Here my brand new necklace.
Fox canine tooth
Have nice winter holidays. I’m out to celebrate.
I know what you’ll think. “Another photoset? Will this girl ever write anything again? Why did you burn my toast?”
But this one is for all you thylacine lovers.
This real-bone skull of Thylacinus cynocephalus is on display at the Oxford University Museum of Natural History and I took the pictures when I went there with my family two weeks ago. These were, sadly, the only angles I could get without breaking my neck, but they still let you appreciate what a marvel of convergent evolution this skull is. At first look there are definitely more similarities to your typical canid skull than there are differences.
The first and most obvious thing is the dentition, in particular the lack of pronounced carnassials. Another thing that is easy to spot, and is in my opinion the definitive way of telling if an animal is a marsupial once you know what to look for, is the presence of the two gaping holes on the posterior side of the palate (third photo). These are palatal vacuities and all marsupials have them. Another, less obvious, feature in the larger depth of the masseteric fossa (A simple legend can be found here http://anatomy.wikispaces.com/Mandibular+fossa) and the breadth of the two sides of the mandible as seen from below, where a bony shelf is formed (fourth photo).
I will leave the rest of the difference-spotting fun to you.

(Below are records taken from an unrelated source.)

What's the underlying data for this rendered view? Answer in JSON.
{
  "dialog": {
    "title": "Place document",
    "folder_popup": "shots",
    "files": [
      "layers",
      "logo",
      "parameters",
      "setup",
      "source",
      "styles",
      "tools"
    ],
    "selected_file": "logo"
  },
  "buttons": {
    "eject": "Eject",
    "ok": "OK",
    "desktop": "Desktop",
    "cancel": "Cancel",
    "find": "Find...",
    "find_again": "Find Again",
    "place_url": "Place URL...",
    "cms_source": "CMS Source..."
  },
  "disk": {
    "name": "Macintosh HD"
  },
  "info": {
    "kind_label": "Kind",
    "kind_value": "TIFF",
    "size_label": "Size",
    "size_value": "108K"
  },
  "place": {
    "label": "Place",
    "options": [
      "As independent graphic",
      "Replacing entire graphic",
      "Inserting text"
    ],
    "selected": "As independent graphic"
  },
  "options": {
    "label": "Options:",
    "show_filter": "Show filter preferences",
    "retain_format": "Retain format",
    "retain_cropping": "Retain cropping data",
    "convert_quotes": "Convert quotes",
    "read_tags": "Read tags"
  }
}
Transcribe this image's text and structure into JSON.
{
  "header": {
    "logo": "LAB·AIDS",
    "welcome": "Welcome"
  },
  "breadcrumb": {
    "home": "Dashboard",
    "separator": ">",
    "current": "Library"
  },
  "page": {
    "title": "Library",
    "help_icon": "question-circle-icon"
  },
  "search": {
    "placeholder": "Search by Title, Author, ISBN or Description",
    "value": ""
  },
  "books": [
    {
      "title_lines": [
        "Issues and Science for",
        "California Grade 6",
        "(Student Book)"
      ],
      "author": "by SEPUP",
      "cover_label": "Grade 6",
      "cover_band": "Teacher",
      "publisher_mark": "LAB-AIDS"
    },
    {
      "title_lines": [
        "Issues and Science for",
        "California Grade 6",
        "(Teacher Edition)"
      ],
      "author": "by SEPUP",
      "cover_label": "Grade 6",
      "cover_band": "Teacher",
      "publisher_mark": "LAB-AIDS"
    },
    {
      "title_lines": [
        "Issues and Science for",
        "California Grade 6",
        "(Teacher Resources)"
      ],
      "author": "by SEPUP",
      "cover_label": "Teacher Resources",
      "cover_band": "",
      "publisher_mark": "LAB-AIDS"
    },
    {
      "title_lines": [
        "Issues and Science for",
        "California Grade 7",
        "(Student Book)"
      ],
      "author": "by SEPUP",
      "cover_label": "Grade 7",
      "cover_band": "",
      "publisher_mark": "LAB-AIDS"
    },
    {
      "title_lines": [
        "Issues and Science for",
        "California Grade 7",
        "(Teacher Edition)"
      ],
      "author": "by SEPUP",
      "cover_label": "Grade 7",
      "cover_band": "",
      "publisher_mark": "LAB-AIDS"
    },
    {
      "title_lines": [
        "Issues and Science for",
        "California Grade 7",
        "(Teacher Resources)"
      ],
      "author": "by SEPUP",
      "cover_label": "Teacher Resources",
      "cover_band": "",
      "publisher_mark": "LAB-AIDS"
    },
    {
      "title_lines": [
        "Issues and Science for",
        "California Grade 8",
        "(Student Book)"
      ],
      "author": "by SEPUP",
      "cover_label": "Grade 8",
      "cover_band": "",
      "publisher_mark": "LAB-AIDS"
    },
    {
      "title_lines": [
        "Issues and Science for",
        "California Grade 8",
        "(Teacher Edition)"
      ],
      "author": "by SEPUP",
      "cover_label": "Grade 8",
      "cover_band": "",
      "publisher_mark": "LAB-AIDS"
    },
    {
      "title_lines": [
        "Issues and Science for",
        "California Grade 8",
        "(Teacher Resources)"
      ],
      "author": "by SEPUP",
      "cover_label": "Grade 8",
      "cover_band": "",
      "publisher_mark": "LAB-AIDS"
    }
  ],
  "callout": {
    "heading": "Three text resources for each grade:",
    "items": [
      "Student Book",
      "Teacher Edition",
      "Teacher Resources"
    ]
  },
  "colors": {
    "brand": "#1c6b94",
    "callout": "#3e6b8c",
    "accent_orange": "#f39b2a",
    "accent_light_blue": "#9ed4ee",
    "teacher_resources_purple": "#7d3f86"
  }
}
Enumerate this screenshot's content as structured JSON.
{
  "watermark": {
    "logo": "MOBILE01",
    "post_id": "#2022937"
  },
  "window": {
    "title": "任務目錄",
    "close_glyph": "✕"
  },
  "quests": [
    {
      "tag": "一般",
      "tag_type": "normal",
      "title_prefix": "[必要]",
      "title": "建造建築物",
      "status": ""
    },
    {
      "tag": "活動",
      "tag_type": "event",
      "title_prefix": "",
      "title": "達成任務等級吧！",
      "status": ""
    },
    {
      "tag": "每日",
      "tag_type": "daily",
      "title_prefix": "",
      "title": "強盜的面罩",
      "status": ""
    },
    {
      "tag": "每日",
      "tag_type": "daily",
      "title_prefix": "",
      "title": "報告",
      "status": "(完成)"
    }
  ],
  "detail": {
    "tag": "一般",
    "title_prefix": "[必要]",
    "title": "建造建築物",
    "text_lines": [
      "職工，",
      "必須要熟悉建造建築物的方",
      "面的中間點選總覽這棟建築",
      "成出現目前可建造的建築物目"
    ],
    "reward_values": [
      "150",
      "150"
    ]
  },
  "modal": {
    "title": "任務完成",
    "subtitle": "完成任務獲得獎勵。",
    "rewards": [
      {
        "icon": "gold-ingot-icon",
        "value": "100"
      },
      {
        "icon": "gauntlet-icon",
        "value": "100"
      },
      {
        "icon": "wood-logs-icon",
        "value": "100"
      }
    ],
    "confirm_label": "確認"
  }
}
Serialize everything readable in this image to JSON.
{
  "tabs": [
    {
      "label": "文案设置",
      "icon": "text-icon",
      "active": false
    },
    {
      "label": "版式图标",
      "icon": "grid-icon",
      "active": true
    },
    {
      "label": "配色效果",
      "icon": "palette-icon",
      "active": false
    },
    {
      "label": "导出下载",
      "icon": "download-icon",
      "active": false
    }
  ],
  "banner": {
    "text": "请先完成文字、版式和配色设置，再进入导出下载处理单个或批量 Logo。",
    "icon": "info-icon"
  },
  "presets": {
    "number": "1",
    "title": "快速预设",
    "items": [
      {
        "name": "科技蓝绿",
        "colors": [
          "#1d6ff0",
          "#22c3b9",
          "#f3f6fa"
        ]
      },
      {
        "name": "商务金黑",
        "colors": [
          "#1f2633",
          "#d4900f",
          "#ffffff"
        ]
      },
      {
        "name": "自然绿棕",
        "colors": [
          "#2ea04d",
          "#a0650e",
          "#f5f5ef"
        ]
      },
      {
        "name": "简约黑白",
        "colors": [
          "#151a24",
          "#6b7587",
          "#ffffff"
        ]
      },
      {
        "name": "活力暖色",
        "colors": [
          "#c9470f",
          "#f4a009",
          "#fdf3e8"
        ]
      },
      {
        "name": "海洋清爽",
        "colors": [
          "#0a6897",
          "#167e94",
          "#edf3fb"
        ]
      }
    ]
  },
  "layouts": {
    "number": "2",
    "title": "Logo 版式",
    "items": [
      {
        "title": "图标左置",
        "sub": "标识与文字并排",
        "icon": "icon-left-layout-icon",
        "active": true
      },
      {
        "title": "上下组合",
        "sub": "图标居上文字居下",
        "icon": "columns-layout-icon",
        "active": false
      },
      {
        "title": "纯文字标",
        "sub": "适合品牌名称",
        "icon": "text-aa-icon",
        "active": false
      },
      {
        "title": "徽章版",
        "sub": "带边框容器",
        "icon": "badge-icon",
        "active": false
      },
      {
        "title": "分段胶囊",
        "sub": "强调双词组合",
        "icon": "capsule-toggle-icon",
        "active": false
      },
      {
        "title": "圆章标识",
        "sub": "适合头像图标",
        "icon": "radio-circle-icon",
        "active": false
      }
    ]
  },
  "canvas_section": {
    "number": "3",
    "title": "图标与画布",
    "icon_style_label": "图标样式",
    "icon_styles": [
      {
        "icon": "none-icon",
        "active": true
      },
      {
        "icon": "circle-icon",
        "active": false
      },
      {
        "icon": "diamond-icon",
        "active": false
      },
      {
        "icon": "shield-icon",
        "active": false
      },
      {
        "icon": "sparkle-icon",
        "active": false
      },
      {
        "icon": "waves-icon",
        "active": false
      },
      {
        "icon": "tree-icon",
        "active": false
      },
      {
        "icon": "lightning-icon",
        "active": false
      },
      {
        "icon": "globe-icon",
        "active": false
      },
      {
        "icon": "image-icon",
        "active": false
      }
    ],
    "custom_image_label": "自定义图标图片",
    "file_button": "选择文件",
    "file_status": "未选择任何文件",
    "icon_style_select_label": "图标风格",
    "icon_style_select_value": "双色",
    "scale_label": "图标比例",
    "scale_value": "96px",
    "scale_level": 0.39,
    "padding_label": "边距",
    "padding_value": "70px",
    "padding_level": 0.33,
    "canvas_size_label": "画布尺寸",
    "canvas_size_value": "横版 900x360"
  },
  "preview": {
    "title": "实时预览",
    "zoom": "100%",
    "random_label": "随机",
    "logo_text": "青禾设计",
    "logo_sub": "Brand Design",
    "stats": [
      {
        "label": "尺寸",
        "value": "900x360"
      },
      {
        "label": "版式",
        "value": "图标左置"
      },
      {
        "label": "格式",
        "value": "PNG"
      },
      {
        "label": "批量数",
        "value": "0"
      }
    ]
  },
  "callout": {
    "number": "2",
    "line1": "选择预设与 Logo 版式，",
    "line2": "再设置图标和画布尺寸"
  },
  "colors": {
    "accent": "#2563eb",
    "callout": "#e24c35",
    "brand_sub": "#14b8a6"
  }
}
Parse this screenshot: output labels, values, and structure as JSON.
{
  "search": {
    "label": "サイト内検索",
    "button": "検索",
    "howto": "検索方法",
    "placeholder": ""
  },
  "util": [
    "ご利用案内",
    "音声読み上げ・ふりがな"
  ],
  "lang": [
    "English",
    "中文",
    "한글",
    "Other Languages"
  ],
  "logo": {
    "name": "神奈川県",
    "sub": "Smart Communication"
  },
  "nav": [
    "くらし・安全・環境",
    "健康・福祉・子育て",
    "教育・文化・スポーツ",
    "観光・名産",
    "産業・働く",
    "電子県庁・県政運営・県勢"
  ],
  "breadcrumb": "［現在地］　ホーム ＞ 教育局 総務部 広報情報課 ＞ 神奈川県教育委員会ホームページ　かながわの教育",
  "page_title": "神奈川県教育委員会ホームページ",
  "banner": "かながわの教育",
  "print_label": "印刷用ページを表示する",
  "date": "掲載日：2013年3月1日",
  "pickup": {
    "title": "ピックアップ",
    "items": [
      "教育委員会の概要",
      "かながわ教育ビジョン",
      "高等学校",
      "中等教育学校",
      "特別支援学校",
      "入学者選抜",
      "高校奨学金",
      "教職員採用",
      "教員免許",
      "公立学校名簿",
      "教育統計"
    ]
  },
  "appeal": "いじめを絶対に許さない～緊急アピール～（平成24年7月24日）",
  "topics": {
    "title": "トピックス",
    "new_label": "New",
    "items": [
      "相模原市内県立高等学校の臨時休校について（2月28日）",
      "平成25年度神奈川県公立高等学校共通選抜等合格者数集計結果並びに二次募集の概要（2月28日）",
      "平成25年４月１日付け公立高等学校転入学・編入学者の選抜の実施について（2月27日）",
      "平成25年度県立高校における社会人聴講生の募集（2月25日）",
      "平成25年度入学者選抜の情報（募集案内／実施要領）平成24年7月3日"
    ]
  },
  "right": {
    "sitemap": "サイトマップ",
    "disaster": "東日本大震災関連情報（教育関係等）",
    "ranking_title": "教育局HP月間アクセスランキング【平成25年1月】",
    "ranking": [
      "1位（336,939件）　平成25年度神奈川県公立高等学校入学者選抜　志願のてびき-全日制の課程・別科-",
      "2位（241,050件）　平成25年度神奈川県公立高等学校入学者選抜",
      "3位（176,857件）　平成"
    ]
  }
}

You can find a useful, if small, comparison chart here: http://images2.fanpop.com/image/photos/10800000/Thylacine-skull-and-skeleton-thylacine-10824820-432-588.jpg
This turned out longer than expected! Hope you like it.
Epicyon haydeni - the largest dog
When: Mid to Late Miocene (~20 to 5 million years ago)
Where: Throughout much of North America, excepting northern Canada.
What: Epicyon haydeni is the largest canid known. It is estimated to have weighed in at roughly 375 lbs (~170 kg). Even though it was the size of a bear, it still retained the relatively long legs and resulting fast speed that characterizes dogs. These dogs were not just ‘scaled up’ wolves, they were much more solidly built in general and had teeth more adapted for bone crunching. While they were top predators, and perhaps hunted in packs, they were no doubt also scavengers - able to crush bone in order to eat what had been left behind by other hunters.
Epicyon is a genus in the clade Borophaginae. This is one of the three major subclades of the dog family. The last common ancestor of the borophagines and the modern canines lived over 30 million years ago. While this subclade is characterized by large bone crushing dogs, it also contained dogs which more more resemble living forms such as the wolf. In the reconstruction image the large dog is Epicyon haydeni and the smaller is another member of the same genus. On the whole, borophagines were more omnivorous than their canine relatives.